Required action: The answer must be every line of the records in which the string "this" appears.
[Opening Exercise data section]
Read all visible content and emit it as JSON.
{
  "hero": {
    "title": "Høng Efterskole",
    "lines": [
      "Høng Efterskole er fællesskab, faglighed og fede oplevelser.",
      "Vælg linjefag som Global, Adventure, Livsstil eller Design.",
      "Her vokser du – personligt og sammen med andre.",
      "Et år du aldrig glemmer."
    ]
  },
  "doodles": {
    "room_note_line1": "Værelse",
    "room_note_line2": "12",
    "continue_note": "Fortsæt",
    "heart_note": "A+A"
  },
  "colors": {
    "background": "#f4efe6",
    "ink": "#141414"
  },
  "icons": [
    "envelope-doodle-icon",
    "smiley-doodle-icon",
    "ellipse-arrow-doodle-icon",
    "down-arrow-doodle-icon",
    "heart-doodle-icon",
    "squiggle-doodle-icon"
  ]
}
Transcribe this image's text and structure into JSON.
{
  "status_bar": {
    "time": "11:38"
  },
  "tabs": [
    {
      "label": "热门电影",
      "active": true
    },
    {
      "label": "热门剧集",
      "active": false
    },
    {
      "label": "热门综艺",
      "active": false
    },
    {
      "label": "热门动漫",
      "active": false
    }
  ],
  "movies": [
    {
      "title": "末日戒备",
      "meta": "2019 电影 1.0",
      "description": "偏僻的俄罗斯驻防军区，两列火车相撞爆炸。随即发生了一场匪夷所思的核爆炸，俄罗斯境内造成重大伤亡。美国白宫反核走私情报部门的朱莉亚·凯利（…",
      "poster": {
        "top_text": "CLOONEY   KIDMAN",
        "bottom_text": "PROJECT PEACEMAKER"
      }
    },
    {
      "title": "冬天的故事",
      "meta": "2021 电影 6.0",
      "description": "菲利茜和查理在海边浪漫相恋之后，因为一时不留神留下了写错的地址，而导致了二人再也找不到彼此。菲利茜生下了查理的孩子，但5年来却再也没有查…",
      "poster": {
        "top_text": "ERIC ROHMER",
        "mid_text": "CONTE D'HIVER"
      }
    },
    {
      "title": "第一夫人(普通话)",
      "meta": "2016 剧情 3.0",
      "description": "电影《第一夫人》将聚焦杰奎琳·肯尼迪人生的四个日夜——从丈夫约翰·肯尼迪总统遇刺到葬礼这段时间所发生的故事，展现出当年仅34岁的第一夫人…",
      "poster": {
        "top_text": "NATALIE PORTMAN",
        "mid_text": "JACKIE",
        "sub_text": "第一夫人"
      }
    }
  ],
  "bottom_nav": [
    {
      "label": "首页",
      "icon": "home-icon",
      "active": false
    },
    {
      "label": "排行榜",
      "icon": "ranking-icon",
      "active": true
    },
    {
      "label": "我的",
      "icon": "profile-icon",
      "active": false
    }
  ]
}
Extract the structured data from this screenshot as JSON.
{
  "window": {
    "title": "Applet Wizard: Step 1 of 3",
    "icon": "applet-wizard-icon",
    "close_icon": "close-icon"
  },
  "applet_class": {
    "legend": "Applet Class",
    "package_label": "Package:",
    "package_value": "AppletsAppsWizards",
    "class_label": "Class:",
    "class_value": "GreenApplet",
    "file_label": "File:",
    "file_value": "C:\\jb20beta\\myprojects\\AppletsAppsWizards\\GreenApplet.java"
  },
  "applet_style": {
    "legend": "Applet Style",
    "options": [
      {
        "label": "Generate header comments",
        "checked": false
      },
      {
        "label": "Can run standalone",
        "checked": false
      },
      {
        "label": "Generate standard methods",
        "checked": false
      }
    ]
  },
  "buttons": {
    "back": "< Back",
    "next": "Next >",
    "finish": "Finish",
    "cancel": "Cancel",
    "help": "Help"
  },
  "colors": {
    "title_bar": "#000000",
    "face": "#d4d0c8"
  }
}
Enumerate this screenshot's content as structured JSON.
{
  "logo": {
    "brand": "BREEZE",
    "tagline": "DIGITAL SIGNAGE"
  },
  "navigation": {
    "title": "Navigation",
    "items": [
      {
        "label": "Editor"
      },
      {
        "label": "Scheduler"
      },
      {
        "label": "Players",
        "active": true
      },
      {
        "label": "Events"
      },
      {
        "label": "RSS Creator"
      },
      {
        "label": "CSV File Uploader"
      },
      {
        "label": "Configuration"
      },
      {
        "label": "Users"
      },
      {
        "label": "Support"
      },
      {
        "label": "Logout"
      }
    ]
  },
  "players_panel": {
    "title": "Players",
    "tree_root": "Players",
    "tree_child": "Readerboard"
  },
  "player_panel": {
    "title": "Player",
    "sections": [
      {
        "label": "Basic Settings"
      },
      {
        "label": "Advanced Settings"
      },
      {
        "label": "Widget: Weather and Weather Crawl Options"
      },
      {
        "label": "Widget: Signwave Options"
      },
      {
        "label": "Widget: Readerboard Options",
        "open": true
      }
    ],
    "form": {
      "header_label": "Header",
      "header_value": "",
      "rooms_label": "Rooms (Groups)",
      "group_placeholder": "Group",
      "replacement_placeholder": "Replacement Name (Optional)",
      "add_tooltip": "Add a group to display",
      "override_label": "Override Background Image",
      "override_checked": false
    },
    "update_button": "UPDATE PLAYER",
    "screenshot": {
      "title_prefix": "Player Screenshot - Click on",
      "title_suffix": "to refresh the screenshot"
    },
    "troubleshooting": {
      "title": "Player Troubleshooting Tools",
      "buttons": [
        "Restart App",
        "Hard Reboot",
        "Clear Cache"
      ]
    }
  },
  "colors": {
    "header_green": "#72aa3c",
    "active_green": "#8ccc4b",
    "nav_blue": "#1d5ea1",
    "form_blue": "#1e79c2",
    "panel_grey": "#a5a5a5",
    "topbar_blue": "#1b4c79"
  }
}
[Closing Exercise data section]
Written answer:
Transcribe this image's text and structure into JSON.
Extract the structured data from this screenshot as JSON.
Enumerate this screenshot's content as structured JSON.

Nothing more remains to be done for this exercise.